  • Defining hour: 'numeric' makes sure that the output includes the hour value. You could provide '2-digit' instead of 'numeric', the only difference is that a time such as 3:00am would be returned as '03' instead of just '3'
  • Setting hour12: false ensures that the hour is returned as a number between 0 and 23, in case you want to mess with concepts like AM and PM
  • Including weekday: 'long' ensures that the weekday is included in the output as well, and by its full name, such as 'Monday' or 'Saturday'

This gives you very fine-grained control over how you format your dates and times, on top of the already handy time zone conversion aspect. If you just wanted the day of the week as a label, you could condense the code like so:

const now = new Date();
const formatter = new Intl.DateTimeFormat('en-US', {
  weekday: 'long',
  timeZone: 'Asia/Tokyo',

console.log('Intl.DateTimeFormat string: ', formatter.format(now));

Running dates.js once again would give you:

Intl.DateTimeFormat string:  Thursday

As you can imagine, this functionality can really come in handy for focusing your business logic around your intended time zone, perfectly formatting the contents of SMS messages, or making sure dates come across right in your application’s web UI.

A bonus nugget

So far you’ve used Intl.DateTimeFormat to, well, format dates. What about the localization aspect, which is the whole reason this lives under the Intl namespace?

To see some really cool linguistic magic, modify dates.js one more time by replacing its contents with the following:

const now = new Date();
const formatter = new Intl.DateTimeFormat('ja-JP', {
  hour: 'numeric',
  hour12: false,
  weekday: 'long',
  timeZone: 'America/Los_Angeles',

console.log('Date in Japanese: ', formatter.format(now));

As you can guess, the next step is to run dates.js yet again!

Depending on the day, you will see something like this as the output:

Date in Japanese:  水曜日 09時

Now you have today’s date localized for Japan, complete with Kanji!

Next Steps

To get a full sense for what’s possible, I encourage you to take a look at the excellent documentation of Intl.DateTimeFormat. To aid you on your journey, it’s also handy to know all the possible time zone strings that could come into play.

I hope that you’ve enjoyed this article and learned something new that could help your current or next project! To expand on your new knowledge and integrate it with Twilio, you could even try your hand at creating a time of day routing app in Twilio Functions.

I’d love to see what you build with this newfound knowledge, no matter the time zone or locale!

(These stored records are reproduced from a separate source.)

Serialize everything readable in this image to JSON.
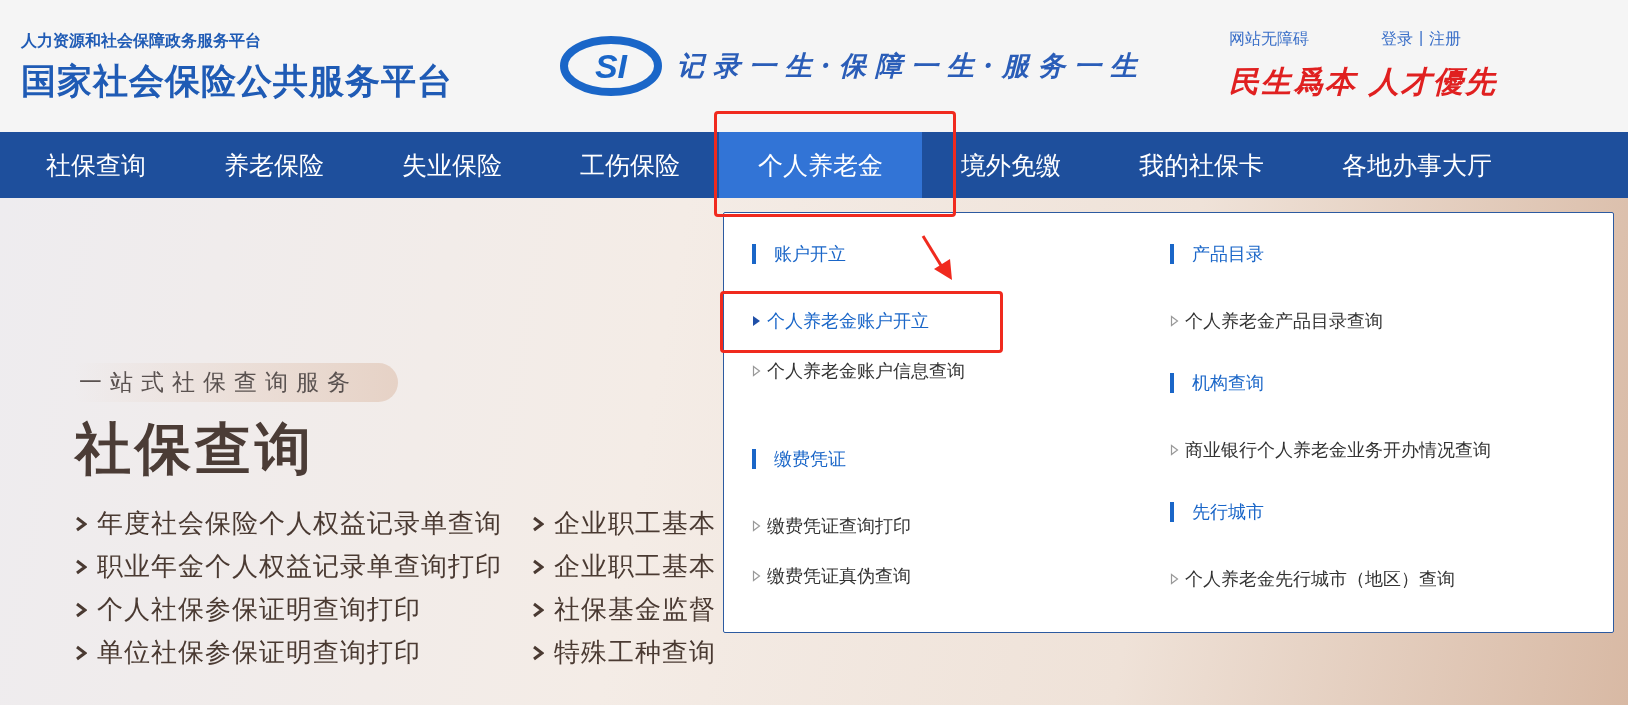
{
  "header": {
    "subtitle": "人力资源和社会保障政务服务平台",
    "title": "国家社会保险公共服务平台",
    "logo_text": "SI",
    "slogan": "记录一生·保障一生·服务一生",
    "accessibility_link": "网站无障碍",
    "login": "登录",
    "separator": "|",
    "register": "注册",
    "motto": "民生爲本 人才優先"
  },
  "nav": [
    {
      "label": "社保查询",
      "selected": false
    },
    {
      "label": "养老保险",
      "selected": false
    },
    {
      "label": "失业保险",
      "selected": false
    },
    {
      "label": "工伤保险",
      "selected": false
    },
    {
      "label": "个人养老金",
      "selected": true
    },
    {
      "label": "境外免缴",
      "selected": false
    },
    {
      "label": "我的社保卡",
      "selected": false
    },
    {
      "label": "各地办事大厅",
      "selected": false
    }
  ],
  "banner": {
    "tagline": "一站式社保查询服务",
    "title": "社保查询",
    "links": [
      [
        "年度社会保险个人权益记录单查询",
        "职业年金个人权益记录单查询打印",
        "个人社保参保证明查询打印",
        "单位社保参保证明查询打印"
      ],
      [
        "企业职工基本",
        "企业职工基本",
        "社保基金监督",
        "特殊工种查询"
      ]
    ]
  },
  "dropdown": {
    "columns": [
      {
        "groups": [
          {
            "heading": "账户开立",
            "items": [
              {
                "label": "个人养老金账户开立",
                "selected": true
              },
              {
                "label": "个人养老金账户信息查询",
                "selected": false
              }
            ]
          },
          {
            "heading": "缴费凭证",
            "items": [
              {
                "label": "缴费凭证查询打印",
                "selected": false
              },
              {
                "label": "缴费凭证真伪查询",
                "selected": false
              }
            ]
          }
        ]
      },
      {
        "groups": [
          {
            "heading": "产品目录",
            "items": [
              {
                "label": "个人养老金产品目录查询",
                "selected": false
              }
            ]
          },
          {
            "heading": "机构查询",
            "items": [
              {
                "label": "商业银行个人养老金业务开办情况查询",
                "selected": false
              }
            ]
          },
          {
            "heading": "先行城市",
            "items": [
              {
                "label": "个人养老金先行城市（地区）查询",
                "selected": false
              }
            ]
          }
        ]
      }
    ]
  }
}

Shawn Stern is a Developer Educator at Twilio. Reach out to him at sstern [at] twilio [dot] com if you have a cool JavaScript or TypeScript idea you’d like to share on this blog!